-- The problem --
Please copy each line in the records below that contains the string "次余下的数为".

-- Exercise data --
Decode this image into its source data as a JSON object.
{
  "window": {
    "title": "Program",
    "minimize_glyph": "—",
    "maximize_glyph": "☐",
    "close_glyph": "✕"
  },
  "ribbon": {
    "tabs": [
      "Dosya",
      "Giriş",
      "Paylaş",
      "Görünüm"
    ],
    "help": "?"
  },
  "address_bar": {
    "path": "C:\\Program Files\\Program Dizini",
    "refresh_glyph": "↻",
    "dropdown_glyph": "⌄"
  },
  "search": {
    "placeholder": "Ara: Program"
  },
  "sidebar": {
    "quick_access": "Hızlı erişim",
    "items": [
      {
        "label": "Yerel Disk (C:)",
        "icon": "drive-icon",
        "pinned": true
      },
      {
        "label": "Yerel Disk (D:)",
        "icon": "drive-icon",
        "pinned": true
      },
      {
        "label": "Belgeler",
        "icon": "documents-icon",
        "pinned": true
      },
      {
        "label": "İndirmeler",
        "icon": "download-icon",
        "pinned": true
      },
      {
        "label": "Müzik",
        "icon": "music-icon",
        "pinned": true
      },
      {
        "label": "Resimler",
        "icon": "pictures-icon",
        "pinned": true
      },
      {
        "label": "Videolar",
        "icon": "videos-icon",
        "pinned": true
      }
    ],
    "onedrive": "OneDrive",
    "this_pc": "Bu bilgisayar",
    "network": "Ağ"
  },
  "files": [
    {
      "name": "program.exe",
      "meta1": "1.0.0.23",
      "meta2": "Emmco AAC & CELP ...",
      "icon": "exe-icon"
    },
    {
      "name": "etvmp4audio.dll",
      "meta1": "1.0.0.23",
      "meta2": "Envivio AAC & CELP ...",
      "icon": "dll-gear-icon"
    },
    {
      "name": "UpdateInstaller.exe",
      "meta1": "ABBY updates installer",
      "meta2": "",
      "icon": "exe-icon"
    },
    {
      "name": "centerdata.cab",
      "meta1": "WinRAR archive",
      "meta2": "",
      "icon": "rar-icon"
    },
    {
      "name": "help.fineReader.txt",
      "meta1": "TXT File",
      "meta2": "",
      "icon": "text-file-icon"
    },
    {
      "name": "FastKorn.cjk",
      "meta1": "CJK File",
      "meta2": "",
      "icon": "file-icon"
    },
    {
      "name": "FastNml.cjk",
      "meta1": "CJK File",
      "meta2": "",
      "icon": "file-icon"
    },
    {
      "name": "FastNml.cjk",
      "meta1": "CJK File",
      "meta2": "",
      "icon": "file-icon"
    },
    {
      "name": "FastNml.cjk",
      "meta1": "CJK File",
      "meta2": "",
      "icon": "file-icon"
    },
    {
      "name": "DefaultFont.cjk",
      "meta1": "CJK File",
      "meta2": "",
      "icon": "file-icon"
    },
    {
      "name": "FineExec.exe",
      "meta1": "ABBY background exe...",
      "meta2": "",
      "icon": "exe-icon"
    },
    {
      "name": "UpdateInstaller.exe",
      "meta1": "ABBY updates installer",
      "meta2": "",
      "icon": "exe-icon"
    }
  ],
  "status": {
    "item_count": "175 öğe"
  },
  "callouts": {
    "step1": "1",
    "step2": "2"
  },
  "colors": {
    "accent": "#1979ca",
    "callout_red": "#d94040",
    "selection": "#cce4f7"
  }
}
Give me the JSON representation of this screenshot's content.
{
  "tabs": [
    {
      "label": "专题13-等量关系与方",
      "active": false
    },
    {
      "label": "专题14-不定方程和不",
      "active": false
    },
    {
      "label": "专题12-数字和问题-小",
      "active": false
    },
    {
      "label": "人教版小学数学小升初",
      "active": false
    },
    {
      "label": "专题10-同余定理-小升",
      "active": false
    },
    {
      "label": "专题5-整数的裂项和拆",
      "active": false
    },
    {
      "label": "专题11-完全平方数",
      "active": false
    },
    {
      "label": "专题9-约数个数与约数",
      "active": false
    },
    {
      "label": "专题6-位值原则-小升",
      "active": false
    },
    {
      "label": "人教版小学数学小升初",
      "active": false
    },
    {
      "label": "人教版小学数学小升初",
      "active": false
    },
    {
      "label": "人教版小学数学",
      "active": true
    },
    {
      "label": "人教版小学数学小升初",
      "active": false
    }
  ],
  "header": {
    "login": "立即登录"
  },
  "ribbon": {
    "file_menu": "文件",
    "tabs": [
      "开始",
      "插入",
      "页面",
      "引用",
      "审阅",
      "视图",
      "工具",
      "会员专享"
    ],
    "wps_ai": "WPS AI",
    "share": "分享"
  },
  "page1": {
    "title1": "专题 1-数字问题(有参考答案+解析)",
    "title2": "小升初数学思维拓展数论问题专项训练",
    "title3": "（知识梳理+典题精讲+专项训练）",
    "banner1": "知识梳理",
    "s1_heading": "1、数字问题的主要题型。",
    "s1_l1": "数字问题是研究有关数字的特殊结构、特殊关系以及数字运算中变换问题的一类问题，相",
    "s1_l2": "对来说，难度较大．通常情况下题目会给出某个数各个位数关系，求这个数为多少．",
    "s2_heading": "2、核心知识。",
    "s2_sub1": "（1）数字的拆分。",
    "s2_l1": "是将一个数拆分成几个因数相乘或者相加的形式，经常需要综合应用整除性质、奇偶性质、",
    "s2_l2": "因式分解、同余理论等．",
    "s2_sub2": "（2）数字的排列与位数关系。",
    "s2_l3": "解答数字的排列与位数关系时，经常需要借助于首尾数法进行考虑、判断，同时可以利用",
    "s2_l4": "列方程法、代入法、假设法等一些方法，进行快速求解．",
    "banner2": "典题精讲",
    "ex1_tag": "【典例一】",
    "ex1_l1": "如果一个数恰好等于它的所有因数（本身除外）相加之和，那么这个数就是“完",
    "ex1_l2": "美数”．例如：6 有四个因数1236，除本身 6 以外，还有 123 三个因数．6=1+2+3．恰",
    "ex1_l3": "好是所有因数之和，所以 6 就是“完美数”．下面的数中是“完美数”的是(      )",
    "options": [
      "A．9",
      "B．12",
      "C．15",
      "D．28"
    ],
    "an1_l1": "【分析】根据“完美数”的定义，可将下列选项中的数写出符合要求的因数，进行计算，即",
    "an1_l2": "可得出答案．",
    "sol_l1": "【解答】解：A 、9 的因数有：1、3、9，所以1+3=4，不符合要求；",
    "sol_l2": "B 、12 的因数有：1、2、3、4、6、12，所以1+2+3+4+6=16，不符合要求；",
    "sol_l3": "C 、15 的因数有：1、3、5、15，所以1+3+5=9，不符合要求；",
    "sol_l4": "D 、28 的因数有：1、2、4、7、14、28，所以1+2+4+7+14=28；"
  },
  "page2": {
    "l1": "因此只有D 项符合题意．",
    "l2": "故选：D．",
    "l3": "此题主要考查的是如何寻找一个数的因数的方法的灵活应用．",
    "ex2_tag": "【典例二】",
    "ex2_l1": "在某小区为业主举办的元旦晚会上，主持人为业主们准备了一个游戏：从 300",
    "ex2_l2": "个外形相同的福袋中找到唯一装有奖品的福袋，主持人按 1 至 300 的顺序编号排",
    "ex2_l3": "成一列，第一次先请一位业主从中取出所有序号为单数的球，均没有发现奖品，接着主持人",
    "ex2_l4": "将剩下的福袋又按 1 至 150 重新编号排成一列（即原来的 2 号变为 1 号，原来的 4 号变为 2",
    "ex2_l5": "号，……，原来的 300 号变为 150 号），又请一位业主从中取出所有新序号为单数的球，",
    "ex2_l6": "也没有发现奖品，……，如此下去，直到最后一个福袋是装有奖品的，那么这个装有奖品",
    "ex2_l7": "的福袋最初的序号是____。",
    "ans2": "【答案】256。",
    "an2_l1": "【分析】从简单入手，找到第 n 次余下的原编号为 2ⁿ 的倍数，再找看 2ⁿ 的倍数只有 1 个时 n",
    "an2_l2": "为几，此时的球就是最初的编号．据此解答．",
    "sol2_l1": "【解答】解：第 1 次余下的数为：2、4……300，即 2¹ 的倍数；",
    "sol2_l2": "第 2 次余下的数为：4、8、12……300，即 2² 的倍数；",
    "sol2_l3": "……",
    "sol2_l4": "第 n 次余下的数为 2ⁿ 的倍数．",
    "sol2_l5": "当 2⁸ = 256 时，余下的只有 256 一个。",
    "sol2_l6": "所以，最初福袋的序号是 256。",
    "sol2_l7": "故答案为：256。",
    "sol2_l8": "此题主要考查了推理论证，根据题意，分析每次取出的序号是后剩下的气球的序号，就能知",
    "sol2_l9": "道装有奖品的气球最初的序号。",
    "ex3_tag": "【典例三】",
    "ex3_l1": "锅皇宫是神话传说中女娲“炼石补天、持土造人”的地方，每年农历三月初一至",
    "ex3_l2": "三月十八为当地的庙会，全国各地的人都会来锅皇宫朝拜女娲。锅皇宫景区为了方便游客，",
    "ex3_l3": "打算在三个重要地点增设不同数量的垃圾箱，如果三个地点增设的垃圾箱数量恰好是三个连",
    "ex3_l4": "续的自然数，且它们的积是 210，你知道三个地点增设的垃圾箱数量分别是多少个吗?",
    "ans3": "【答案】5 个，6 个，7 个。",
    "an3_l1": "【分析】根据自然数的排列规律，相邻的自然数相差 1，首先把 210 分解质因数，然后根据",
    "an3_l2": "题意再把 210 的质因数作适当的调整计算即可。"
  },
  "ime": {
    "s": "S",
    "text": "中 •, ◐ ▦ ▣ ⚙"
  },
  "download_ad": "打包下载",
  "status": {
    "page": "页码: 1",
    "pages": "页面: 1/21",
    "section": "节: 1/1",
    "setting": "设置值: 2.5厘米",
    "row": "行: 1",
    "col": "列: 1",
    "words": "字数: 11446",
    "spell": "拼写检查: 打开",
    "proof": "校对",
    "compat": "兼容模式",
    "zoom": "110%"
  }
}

-- Task response --
    "sol2_l1": "【解答】解：第 1 次余下的数为：2、4……300，即 2¹ 的倍数；",
    "sol2_l2": "第 2 次余下的数为：4、8、12……300，即 2² 的倍数；",
    "sol2_l4": "第 n 次余下的数为 2ⁿ 的倍数．",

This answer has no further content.